◆ WORK TO BE COMPLETED ◆
The answer is the exact text of every line from the one that contains "Transcribe this image's" to the final line of the entries below, with pictures left out.

◆ EXERCISE INPUT ◆
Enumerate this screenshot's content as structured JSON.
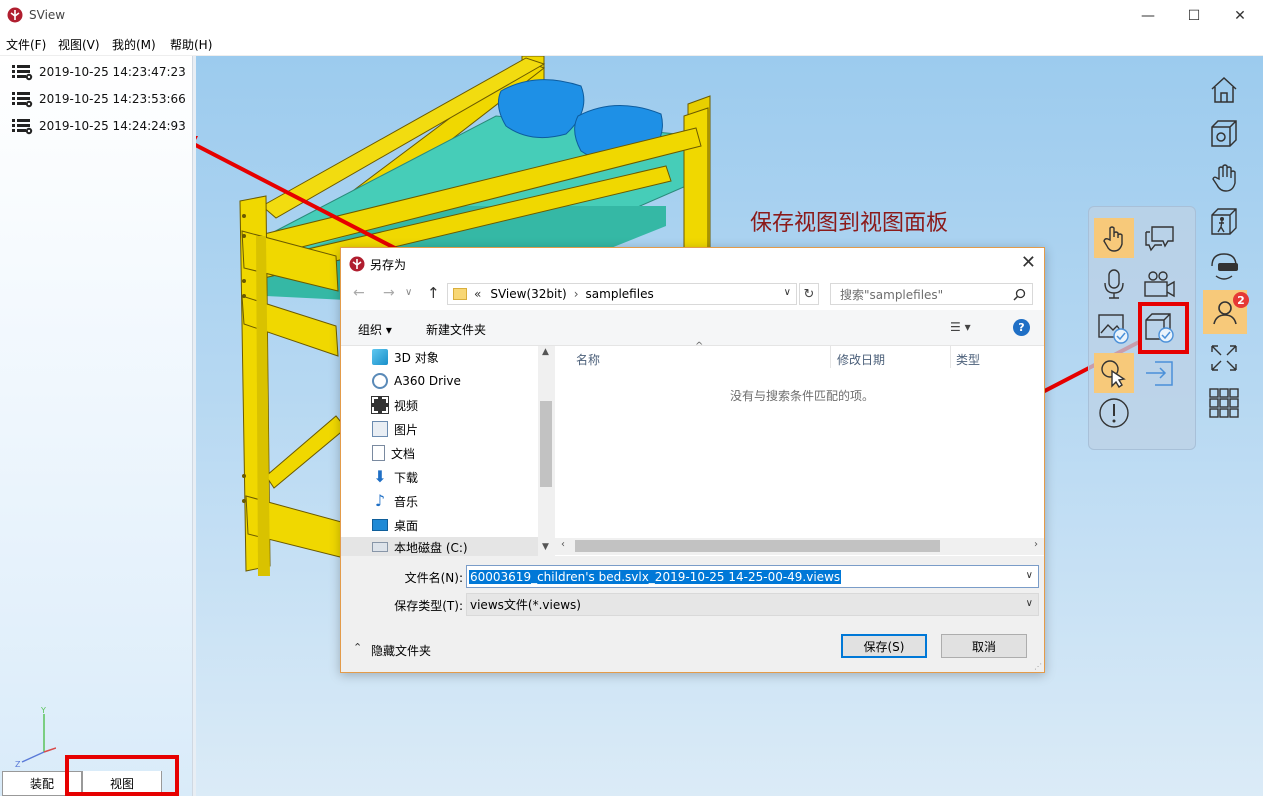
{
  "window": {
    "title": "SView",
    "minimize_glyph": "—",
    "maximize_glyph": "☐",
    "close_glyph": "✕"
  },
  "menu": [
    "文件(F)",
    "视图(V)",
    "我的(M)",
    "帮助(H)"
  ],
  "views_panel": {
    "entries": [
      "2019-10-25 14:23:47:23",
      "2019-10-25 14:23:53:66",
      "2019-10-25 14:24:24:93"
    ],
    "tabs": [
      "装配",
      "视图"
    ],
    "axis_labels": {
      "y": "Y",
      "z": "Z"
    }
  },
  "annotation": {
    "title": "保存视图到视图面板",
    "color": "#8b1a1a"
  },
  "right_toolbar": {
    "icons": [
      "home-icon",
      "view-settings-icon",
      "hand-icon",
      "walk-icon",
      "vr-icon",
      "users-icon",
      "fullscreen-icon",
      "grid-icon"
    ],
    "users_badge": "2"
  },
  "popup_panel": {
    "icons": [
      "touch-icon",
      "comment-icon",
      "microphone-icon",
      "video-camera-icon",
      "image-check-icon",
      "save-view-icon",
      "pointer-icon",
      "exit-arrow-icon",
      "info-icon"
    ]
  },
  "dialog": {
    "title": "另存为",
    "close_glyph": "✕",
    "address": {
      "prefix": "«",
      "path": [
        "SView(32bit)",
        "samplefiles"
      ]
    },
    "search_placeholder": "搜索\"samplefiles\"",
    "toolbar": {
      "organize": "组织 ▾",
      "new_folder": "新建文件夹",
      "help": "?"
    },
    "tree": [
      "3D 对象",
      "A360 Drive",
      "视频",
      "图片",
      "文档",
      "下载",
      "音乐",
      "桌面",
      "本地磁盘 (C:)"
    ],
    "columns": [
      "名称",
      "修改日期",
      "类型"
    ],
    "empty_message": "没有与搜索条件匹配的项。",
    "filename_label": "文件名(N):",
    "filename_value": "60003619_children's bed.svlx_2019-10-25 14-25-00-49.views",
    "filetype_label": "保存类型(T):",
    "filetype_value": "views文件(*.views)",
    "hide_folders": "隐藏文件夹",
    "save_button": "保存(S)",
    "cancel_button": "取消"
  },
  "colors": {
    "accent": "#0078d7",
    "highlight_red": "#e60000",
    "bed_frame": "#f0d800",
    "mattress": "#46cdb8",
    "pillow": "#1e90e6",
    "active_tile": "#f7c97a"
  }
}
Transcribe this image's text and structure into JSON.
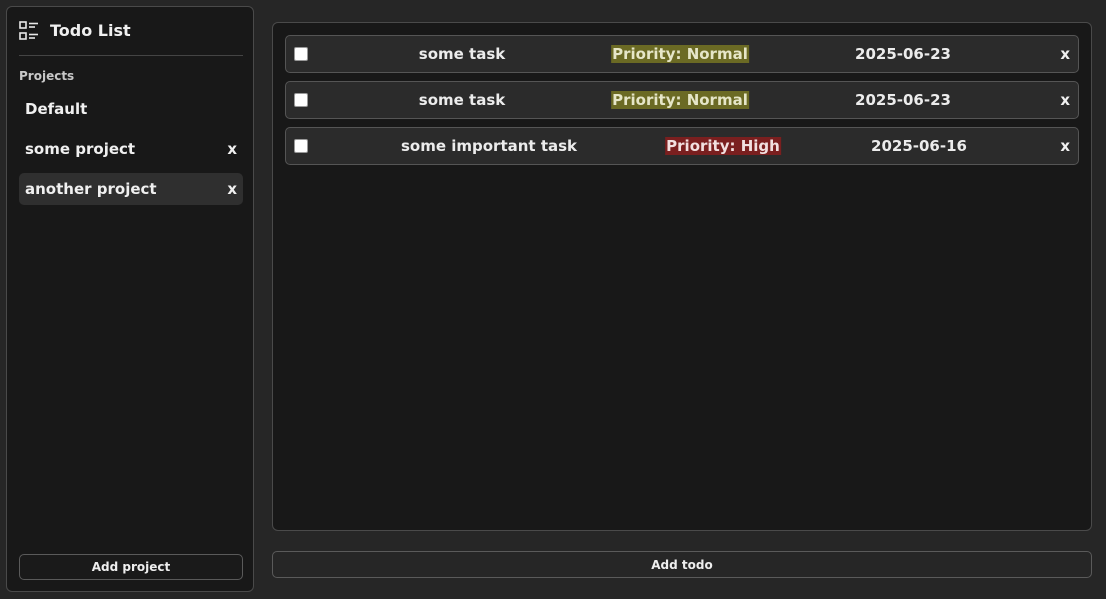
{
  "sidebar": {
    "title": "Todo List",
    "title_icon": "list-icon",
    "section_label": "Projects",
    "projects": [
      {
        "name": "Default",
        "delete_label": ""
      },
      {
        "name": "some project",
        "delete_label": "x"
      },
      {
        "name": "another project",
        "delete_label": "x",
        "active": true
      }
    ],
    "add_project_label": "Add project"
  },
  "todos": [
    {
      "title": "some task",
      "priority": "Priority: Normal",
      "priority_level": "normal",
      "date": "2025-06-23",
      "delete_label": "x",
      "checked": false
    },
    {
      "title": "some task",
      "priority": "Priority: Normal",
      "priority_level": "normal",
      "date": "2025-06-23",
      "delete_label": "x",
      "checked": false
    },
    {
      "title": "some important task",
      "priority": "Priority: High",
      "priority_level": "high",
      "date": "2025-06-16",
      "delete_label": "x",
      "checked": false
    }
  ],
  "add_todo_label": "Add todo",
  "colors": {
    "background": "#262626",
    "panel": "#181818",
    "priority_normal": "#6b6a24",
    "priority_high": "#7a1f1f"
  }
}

◆ COMPLETED TASK ◆
Transcribe this image's text and structure into JSON.
{
  "sidebar": {
    "title": "Todo List",
    "title_icon": "list-icon",
    "section_label": "Projects",
    "projects": [
      {
        "name": "Default",
        "delete_label": ""
      },
      {
        "name": "some project",
        "delete_label": "x"
      },
      {
        "name": "another project",
        "delete_label": "x",
        "active": true
      }
    ],
    "add_project_label": "Add project"
  },
  "todos": [
    {
      "title": "some task",
      "priority": "Priority: Normal",
      "priority_level": "normal",
      "date": "2025-06-23",
      "delete_label": "x",
      "checked": false
    },
    {
      "title": "some task",
      "priority": "Priority: Normal",
      "priority_level": "normal",
      "date": "2025-06-23",
      "delete_label": "x",
      "checked": false
    },
    {
      "title": "some important task",
      "priority": "Priority: High",
      "priority_level": "high",
      "date": "2025-06-16",
      "delete_label": "x",
      "checked": false
    }
  ],
  "add_todo_label": "Add todo",
  "colors": {
    "background": "#262626",
    "panel": "#181818",
    "priority_normal": "#6b6a24",
    "priority_high": "#7a1f1f"
  }
}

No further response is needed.